Kansas City Royals: The case for trading Scott Alexander
Just how good was Alexander in 2017?
To further accentuate the great season Alexander had, advanced analytics loved him. The stat I love to focus on here is gmLI — or game-entering Leverage Index. It measures how intense the situations are when a reliever enters the game. Alexander’s gmLI in 2017 was 1.60, which is considerably higher than the league average of 1.00. This means that, on average, the Royals used him in higher leverage situations than normal. So if it seems like he was extremely reliable, that is because he was.
In fact, out of all pitchers in the MLB who had a gmLI at or above 1.60, are still on their rookie contract and pitched more than 60 innings, only one had a lower ERA than Alexander. That distinction is held by Corey Knebel, who notched 39 saves for the Milwaukee Brewers and was elected an All-Star.

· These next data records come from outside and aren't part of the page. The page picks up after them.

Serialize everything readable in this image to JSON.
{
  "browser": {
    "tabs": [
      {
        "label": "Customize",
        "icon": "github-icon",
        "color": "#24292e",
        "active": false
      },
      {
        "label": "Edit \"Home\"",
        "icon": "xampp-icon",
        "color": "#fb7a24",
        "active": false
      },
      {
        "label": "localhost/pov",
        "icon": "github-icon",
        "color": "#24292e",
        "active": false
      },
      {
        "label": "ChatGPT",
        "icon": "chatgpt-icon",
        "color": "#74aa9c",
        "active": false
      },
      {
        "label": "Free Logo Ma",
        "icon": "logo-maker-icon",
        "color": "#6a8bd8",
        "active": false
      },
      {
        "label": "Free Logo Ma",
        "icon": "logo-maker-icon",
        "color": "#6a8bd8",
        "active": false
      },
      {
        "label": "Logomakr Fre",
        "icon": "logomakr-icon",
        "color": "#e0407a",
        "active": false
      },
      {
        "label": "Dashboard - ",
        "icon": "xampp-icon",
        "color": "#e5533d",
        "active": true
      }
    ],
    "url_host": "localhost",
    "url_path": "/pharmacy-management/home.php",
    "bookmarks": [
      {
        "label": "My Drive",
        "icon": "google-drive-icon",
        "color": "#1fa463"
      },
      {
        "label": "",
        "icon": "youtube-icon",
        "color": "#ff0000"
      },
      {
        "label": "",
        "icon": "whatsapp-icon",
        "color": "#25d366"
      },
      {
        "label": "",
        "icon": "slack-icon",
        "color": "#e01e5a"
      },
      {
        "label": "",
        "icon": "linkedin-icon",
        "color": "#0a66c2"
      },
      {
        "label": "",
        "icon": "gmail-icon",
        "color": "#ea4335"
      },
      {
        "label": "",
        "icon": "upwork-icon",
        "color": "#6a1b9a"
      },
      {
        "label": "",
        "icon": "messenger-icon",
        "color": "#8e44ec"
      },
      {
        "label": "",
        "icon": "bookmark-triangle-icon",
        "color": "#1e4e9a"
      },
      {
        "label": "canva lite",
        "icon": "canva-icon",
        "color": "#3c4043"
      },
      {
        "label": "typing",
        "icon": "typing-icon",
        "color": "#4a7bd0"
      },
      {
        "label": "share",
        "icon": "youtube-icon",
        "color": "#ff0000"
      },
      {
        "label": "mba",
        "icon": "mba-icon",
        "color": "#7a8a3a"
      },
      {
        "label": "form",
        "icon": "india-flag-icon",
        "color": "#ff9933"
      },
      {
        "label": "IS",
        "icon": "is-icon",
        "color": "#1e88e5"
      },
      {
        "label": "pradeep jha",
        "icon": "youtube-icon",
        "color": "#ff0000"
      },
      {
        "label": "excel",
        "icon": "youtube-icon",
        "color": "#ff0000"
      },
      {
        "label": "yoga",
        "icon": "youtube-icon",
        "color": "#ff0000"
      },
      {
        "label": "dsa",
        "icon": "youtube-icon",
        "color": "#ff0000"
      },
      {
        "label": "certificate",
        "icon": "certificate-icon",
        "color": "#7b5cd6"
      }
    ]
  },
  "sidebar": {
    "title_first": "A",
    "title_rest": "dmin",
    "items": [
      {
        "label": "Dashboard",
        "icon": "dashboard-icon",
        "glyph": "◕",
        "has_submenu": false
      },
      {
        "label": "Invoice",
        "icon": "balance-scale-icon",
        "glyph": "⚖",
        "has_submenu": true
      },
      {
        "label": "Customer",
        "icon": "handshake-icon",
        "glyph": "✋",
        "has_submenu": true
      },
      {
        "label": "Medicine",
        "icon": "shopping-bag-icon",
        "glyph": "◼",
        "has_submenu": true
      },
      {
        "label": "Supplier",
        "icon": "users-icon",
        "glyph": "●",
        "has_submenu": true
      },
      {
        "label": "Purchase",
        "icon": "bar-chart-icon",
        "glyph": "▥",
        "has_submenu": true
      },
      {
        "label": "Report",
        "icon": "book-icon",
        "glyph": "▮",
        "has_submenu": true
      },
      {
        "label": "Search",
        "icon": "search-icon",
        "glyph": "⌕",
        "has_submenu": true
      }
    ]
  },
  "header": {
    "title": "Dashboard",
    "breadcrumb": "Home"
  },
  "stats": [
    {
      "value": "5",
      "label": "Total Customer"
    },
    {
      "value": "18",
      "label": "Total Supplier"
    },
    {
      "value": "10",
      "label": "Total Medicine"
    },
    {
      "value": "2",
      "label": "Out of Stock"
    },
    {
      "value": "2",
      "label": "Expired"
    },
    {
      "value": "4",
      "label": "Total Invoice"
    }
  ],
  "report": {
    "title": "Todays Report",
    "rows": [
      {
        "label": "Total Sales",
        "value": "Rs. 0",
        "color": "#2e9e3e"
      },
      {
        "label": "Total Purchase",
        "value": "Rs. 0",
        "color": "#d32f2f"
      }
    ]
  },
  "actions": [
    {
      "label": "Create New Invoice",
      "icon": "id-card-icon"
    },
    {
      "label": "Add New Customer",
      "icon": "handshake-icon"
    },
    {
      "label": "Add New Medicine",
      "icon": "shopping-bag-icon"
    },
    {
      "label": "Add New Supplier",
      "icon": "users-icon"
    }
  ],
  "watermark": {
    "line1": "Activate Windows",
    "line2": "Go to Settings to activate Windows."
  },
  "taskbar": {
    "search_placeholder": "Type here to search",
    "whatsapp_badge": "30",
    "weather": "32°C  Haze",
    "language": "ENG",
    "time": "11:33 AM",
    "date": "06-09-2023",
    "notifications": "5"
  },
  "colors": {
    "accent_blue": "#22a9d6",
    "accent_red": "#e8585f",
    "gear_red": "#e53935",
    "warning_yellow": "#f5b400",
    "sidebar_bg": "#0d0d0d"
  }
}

Another stat that will make your eyes pop is Alexander’s ground-ball percentage. This number is simply the percentage of all balls put in play that are hit on the ground. Out of everyone who pitched a mere two innings or more, he led the majors with a 73.8 percent ground-ball rate. This translates well to inducing double plays, which seems to be a common occurrence for him. In other words, Alexander posed a value nearly unmatched by any other reliever in 2017.
If a team needs someone, especially a lefty, to come out of the bullpen and get you out of danger, this could be one of the best options. These statistics, coupled with several years of team control, display why teams close to the top of the league may want to trade for a guy like Alexander.